What is the best way to explore Sintra?
Because the Pena Palace is so high up, it can take up to 45 minutes to drive up the narrow roads to the entrance. To visit Sintra as a solo traveler, it’s best to join a group tour. I’d recommend Get Your Guide Tours.
I’ve been doing tours with Get Your Guide all around Europe and love how organized and engaging they are. I always end up learning so much history and inside knowledge about famous landmarks.
At Sintra, Get Your Guide offers tours such as a guided full-day tour of the Pena Palace and a 5-hour guided tour of the Pena Palace and Quinta da Regaleira. Through these small group tours, get picked up at your hotel, skip the notoriously long lines, and receive a tour of the landmarks from a live guide.
Cabo da Roca
Cabo da Roca is a town also on the Portuguese Rivera, just about 30 minutes away from Sintra. This postcard-worthy destination also happens to be the westernmost point of Europe.

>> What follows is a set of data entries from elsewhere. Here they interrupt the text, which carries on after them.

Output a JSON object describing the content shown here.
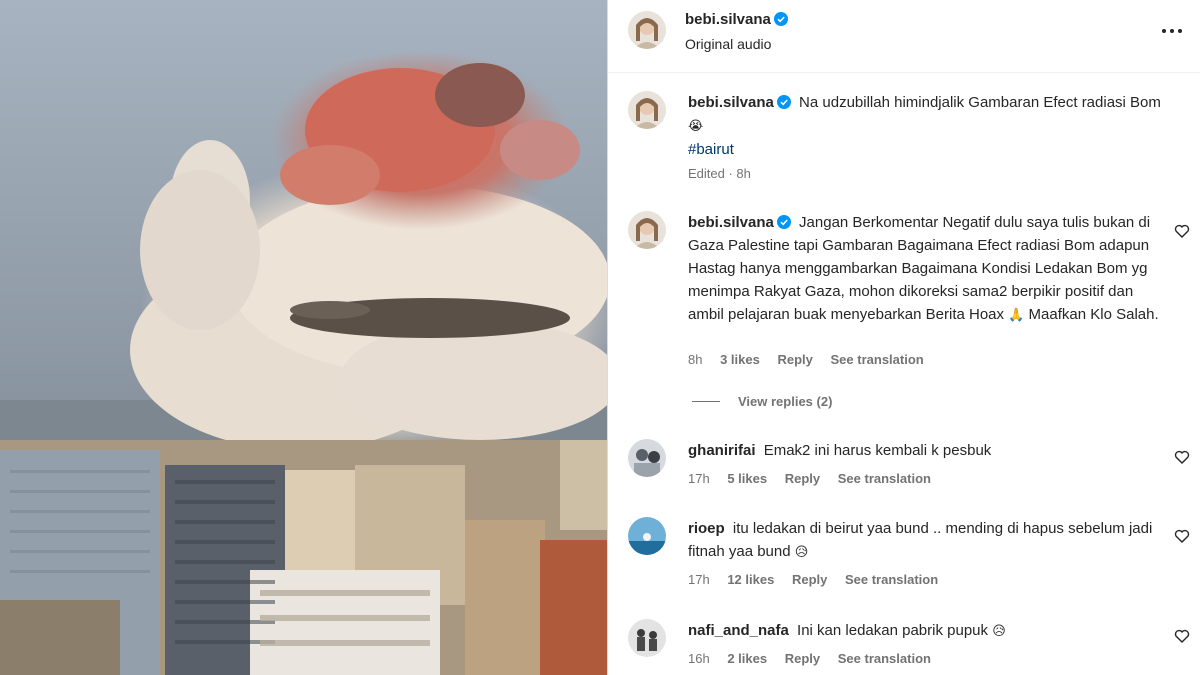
{
  "post": {
    "username": "bebi.silvana",
    "audio": "Original audio"
  },
  "caption": {
    "username": "bebi.silvana",
    "text": "Na udzubillah himindjalik Gambaran Efect radiasi Bom",
    "emoji": "😭",
    "hashtag": "#bairut",
    "edited": "Edited · 8h"
  },
  "comments": [
    {
      "username": "bebi.silvana",
      "text": "Jangan Berkomentar Negatif dulu saya tulis bukan di Gaza Palestine tapi Gambaran Bagaimana Efect radiasi Bom adapun Hastag hanya menggambarkan Bagaimana Kondisi Ledakan Bom yg menimpa Rakyat Gaza, mohon dikoreksi sama2 berpikir positif dan ambil pelajaran buak menyebarkan Berita Hoax",
      "emoji": "🙏",
      "text2": "Maafkan Klo Salah.",
      "time": "8h",
      "likes": "3 likes",
      "reply": "Reply",
      "translate": "See translation",
      "view_replies": "View replies (2)"
    },
    {
      "username": "ghanirifai",
      "text": "Emak2 ini harus kembali k pesbuk",
      "time": "17h",
      "likes": "5 likes",
      "reply": "Reply",
      "translate": "See translation"
    },
    {
      "username": "rioep",
      "text": "itu ledakan di beirut yaa bund .. mending di hapus sebelum jadi fitnah yaa bund",
      "emoji": "😥",
      "time": "17h",
      "likes": "12 likes",
      "reply": "Reply",
      "translate": "See translation"
    },
    {
      "username": "nafi_and_nafa",
      "text": "Ini kan ledakan pabrik pupuk",
      "emoji": "😥",
      "time": "16h",
      "likes": "2 likes",
      "reply": "Reply",
      "translate": "See translation"
    }
  ],
  "icons": {
    "verified": "verified-badge-icon",
    "more": "more-options-icon",
    "like": "heart-icon"
  },
  "colors": {
    "verified": "#0095f6",
    "link": "#00376b",
    "secondary": "#737373"
  }
}
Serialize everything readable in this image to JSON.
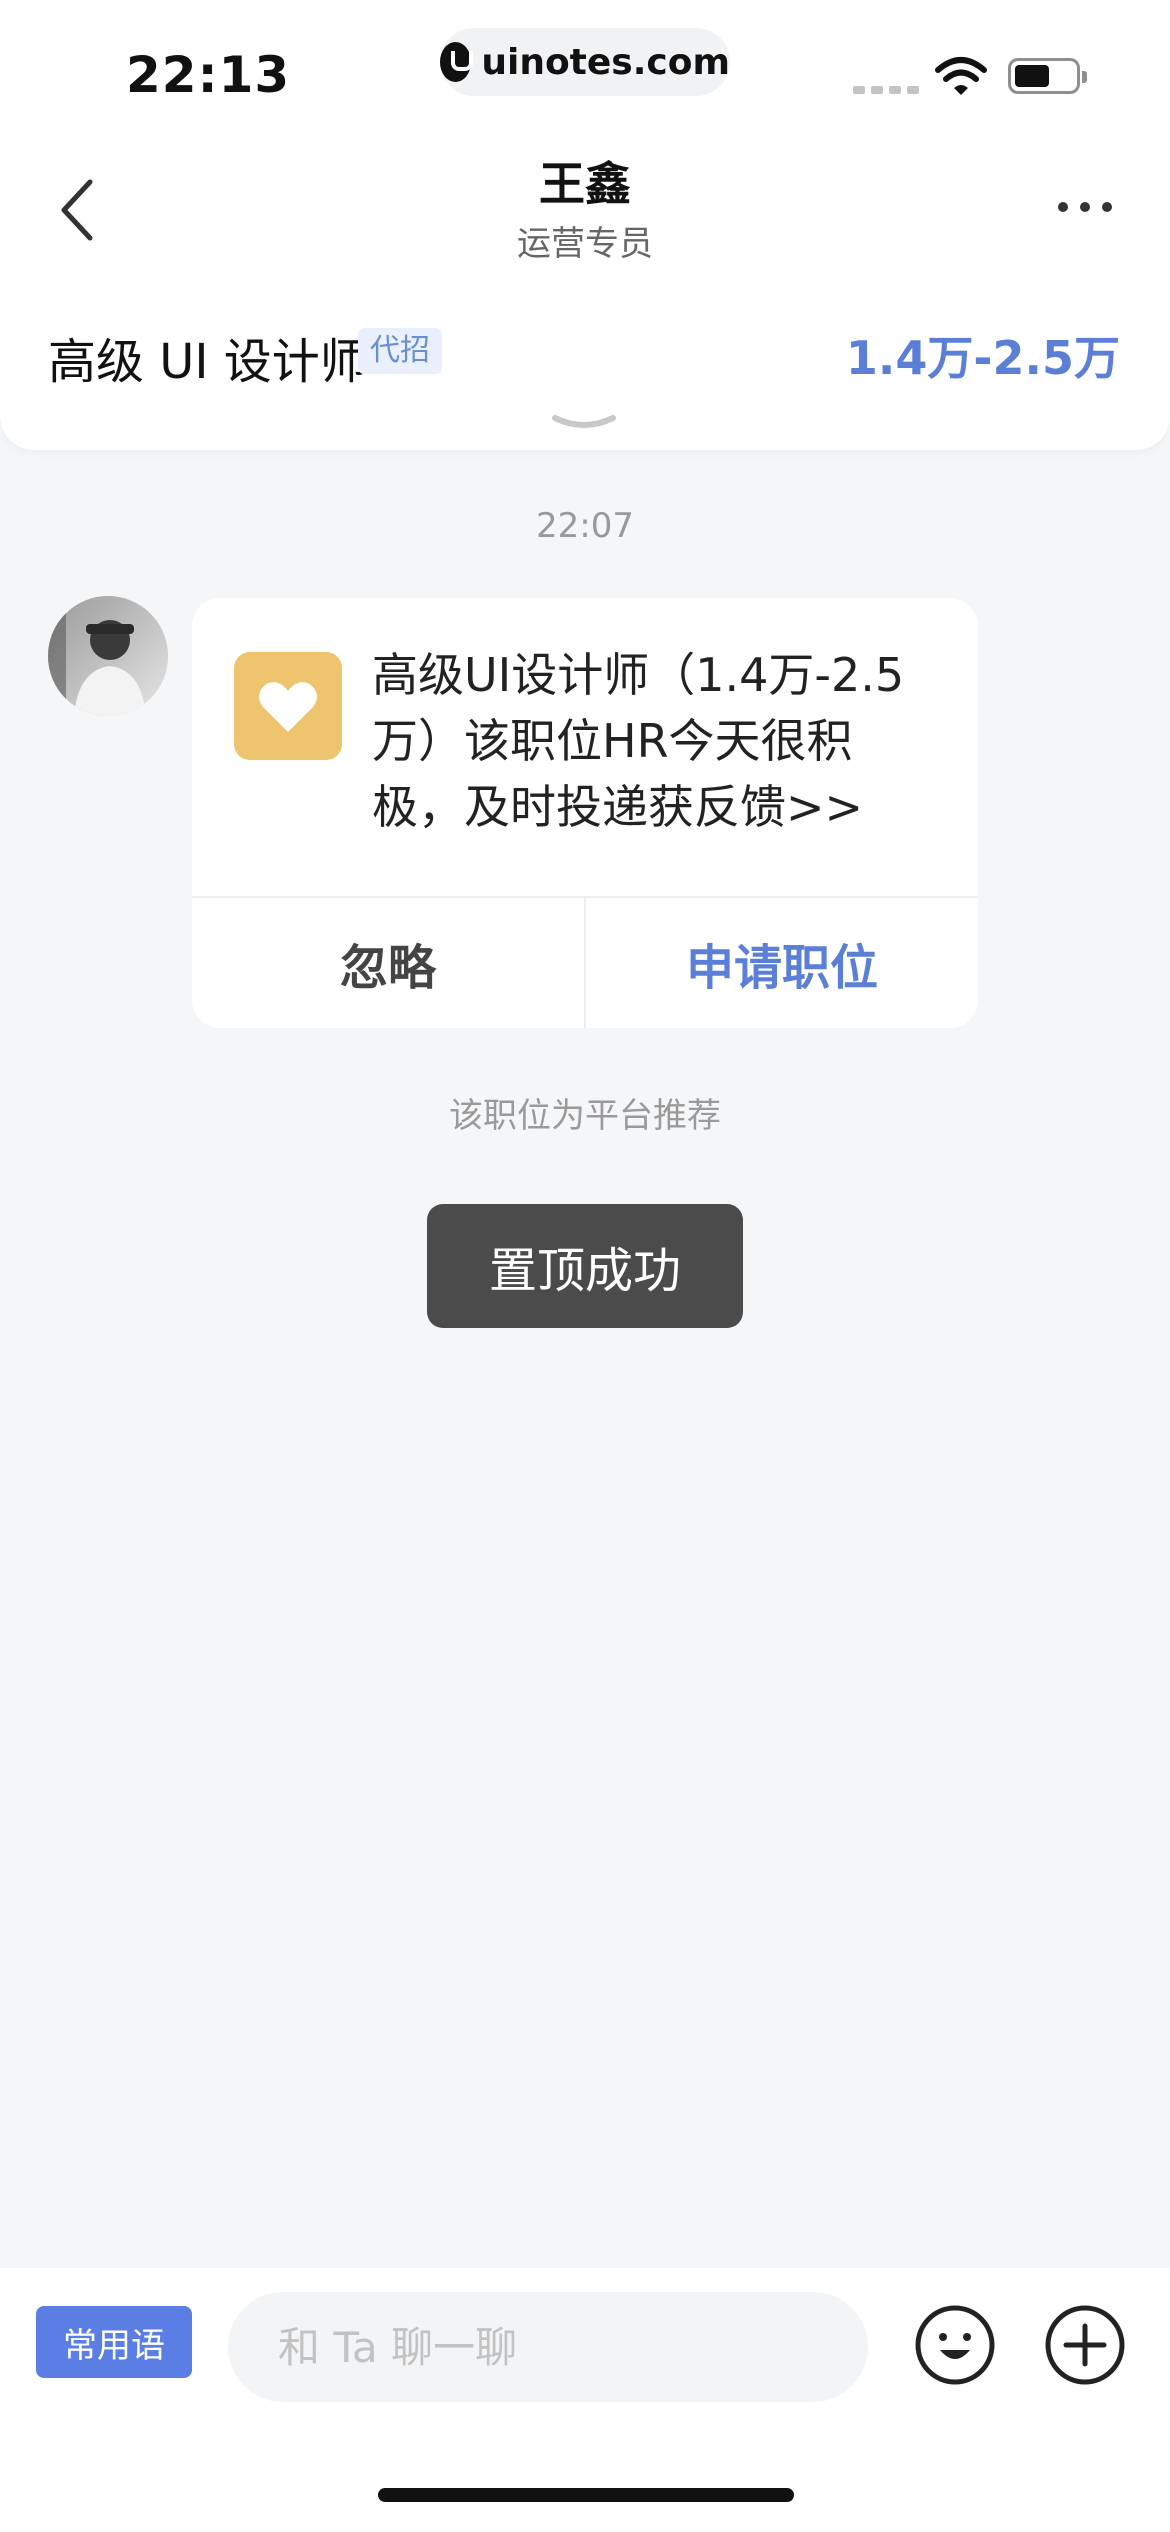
{
  "status_bar": {
    "time": "22:13",
    "url": "uinotes.com"
  },
  "header": {
    "name": "王鑫",
    "role": "运营专员",
    "job_title": "高级 UI 设计师",
    "job_tag": "代招",
    "salary": "1.4万-2.5万",
    "icons": [
      "back-arrow-icon",
      "more-icon",
      "chevron-down-icon"
    ]
  },
  "chat": {
    "timestamp": "22:07",
    "card": {
      "icon": "heart-icon",
      "text": "高级UI设计师（1.4万-2.5万）该职位HR今天很积极，及时投递获反馈>>",
      "ignore_label": "忽略",
      "apply_label": "申请职位"
    },
    "recommend_note": "该职位为平台推荐",
    "toast": "置顶成功"
  },
  "bottom_bar": {
    "phrases_label": "常用语",
    "input_placeholder": "和 Ta 聊一聊",
    "input_value": "",
    "icons": [
      "emoji-icon",
      "plus-icon"
    ]
  },
  "colors": {
    "accent": "#5b7fd6",
    "phrase_button": "#5b7ee4",
    "card_icon_bg": "#eec46f",
    "toast_bg": "#4b4b4b",
    "background": "#f5f6f8"
  }
}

What I remember the most about Cabo da Roca was the intense euphoria of standing at the edge of the world. There’s a powerfully liberating feeling that comes from being at this magnificent cape with a strong breeze blowing at you. It’s indescribable!
You can see both Sintra and Cabo da Roca in the same day through the Get Your Guide Sintra and Cabo da Roca Tour. Through this tour, you’ll get to experience both places with a small group and a live guide over the course of eight hours. They also serve you lunch, which is a nice bonus!
There you have it – your guide to planning the perfect solo trip to Lisbon.
Which of these activities are you most excited about? Leave a comment below and let us know!
Read more about solo travel:
- 10 Things To Do In London On Your Own
- Traveling Alone For The First Time: 21 Pro Tips For Solo Travel Newbies
- The Ultimate Gift Guide For Solo Travelers
About Our Guest Writer
Somto is the writer behind Somto Seeks, a travel blog focused on helping others achieve location independence as they explore the world. One of her life goals is to learn to swim and adopt two Corgis, and honestly…the Corgis sound more important to me.
Check out Somto’s work, free resource library and more!